• [Problem requirements]
Retype the whole listing verbatim and keep the pictures out of it.
■ ■ ■ ■ ■ ■ ■
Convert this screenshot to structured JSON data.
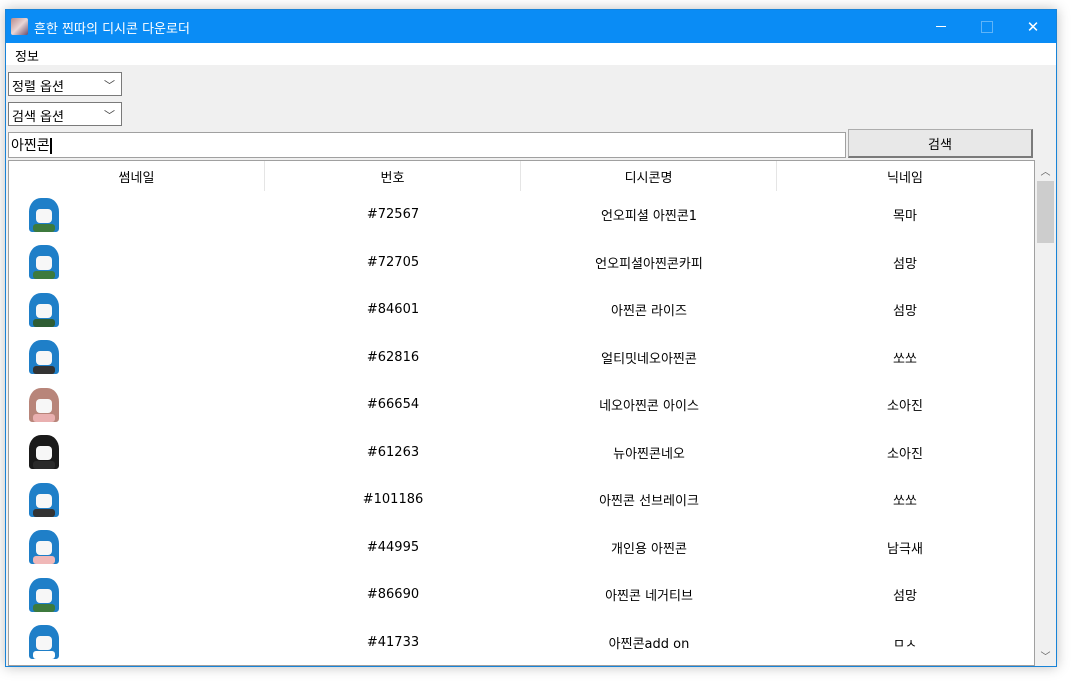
{
  "window": {
    "title": "흔한 찐따의 디시콘 다운로더",
    "controls": {
      "minimize": "minimize-icon",
      "maximize": "maximize-icon",
      "close": "close-icon"
    },
    "accent_color": "#0a8cf5"
  },
  "menubar": {
    "items": [
      {
        "label": "정보"
      }
    ]
  },
  "controls": {
    "sort_combo": {
      "value": "정렬 옵션"
    },
    "search_combo": {
      "value": "검색 옵션"
    },
    "search_input": {
      "value": "아찐콘"
    },
    "search_button": {
      "label": "검색"
    }
  },
  "table": {
    "columns": [
      "썸네일",
      "번호",
      "디시콘명",
      "닉네임"
    ],
    "rows": [
      {
        "thumb_hair": "#1f7fc8",
        "thumb_body": "#3d7a3d",
        "number": "#72567",
        "name": "언오피셜 아찐콘1",
        "nickname": "목마"
      },
      {
        "thumb_hair": "#1f7fc8",
        "thumb_body": "#3d7a3d",
        "number": "#72705",
        "name": "언오피셜아찐콘카피",
        "nickname": "섬망"
      },
      {
        "thumb_hair": "#1f7fc8",
        "thumb_body": "#2f5d34",
        "number": "#84601",
        "name": "아찐콘 라이즈",
        "nickname": "섬망"
      },
      {
        "thumb_hair": "#1f7fc8",
        "thumb_body": "#333333",
        "number": "#62816",
        "name": "얼티밋네오아찐콘",
        "nickname": "쏘쏘"
      },
      {
        "thumb_hair": "#b8857a",
        "thumb_body": "#e9b0b0",
        "number": "#66654",
        "name": "네오아찐콘 아이스",
        "nickname": "소아진"
      },
      {
        "thumb_hair": "#1a1a1a",
        "thumb_body": "#2a2a2a",
        "number": "#61263",
        "name": "뉴아찐콘네오",
        "nickname": "소아진"
      },
      {
        "thumb_hair": "#1f7fc8",
        "thumb_body": "#333333",
        "number": "#101186",
        "name": "아찐콘 선브레이크",
        "nickname": "쏘쏘"
      },
      {
        "thumb_hair": "#1f7fc8",
        "thumb_body": "#f0b8b8",
        "number": "#44995",
        "name": "개인용 아찐콘",
        "nickname": "남극새"
      },
      {
        "thumb_hair": "#1f7fc8",
        "thumb_body": "#3d7a3d",
        "number": "#86690",
        "name": "아찐콘 네거티브",
        "nickname": "섬망"
      },
      {
        "thumb_hair": "#1f7fc8",
        "thumb_body": "#ffffff",
        "number": "#41733",
        "name": "아찐콘add on",
        "nickname": "ㅁㅅ"
      }
    ]
  },
  "scrollbar": {
    "up": "chevron-up-icon",
    "down": "chevron-down-icon",
    "position": 0.0
  }
}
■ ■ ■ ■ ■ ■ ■
• [Solved exercise]
Convert this screenshot to structured JSON data.
{
  "window": {
    "title": "흔한 찐따의 디시콘 다운로더",
    "controls": {
      "minimize": "minimize-icon",
      "maximize": "maximize-icon",
      "close": "close-icon"
    },
    "accent_color": "#0a8cf5"
  },
  "menubar": {
    "items": [
      {
        "label": "정보"
      }
    ]
  },
  "controls": {
    "sort_combo": {
      "value": "정렬 옵션"
    },
    "search_combo": {
      "value": "검색 옵션"
    },
    "search_input": {
      "value": "아찐콘"
    },
    "search_button": {
      "label": "검색"
    }
  },
  "table": {
    "columns": [
      "썸네일",
      "번호",
      "디시콘명",
      "닉네임"
    ],
    "rows": [
      {
        "thumb_hair": "#1f7fc8",
        "thumb_body": "#3d7a3d",
        "number": "#72567",
        "name": "언오피셜 아찐콘1",
        "nickname": "목마"
      },
      {
        "thumb_hair": "#1f7fc8",
        "thumb_body": "#3d7a3d",
        "number": "#72705",
        "name": "언오피셜아찐콘카피",
        "nickname": "섬망"
      },
      {
        "thumb_hair": "#1f7fc8",
        "thumb_body": "#2f5d34",
        "number": "#84601",
        "name": "아찐콘 라이즈",
        "nickname": "섬망"
      },
      {
        "thumb_hair": "#1f7fc8",
        "thumb_body": "#333333",
        "number": "#62816",
        "name": "얼티밋네오아찐콘",
        "nickname": "쏘쏘"
      },
      {
        "thumb_hair": "#b8857a",
        "thumb_body": "#e9b0b0",
        "number": "#66654",
        "name": "네오아찐콘 아이스",
        "nickname": "소아진"
      },
      {
        "thumb_hair": "#1a1a1a",
        "thumb_body": "#2a2a2a",
        "number": "#61263",
        "name": "뉴아찐콘네오",
        "nickname": "소아진"
      },
      {
        "thumb_hair": "#1f7fc8",
        "thumb_body": "#333333",
        "number": "#101186",
        "name": "아찐콘 선브레이크",
        "nickname": "쏘쏘"
      },
      {
        "thumb_hair": "#1f7fc8",
        "thumb_body": "#f0b8b8",
        "number": "#44995",
        "name": "개인용 아찐콘",
        "nickname": "남극새"
      },
      {
        "thumb_hair": "#1f7fc8",
        "thumb_body": "#3d7a3d",
        "number": "#86690",
        "name": "아찐콘 네거티브",
        "nickname": "섬망"
      },
      {
        "thumb_hair": "#1f7fc8",
        "thumb_body": "#ffffff",
        "number": "#41733",
        "name": "아찐콘add on",
        "nickname": "ㅁㅅ"
      }
    ]
  },
  "scrollbar": {
    "up": "chevron-up-icon",
    "down": "chevron-down-icon",
    "position": 0.0
  }
}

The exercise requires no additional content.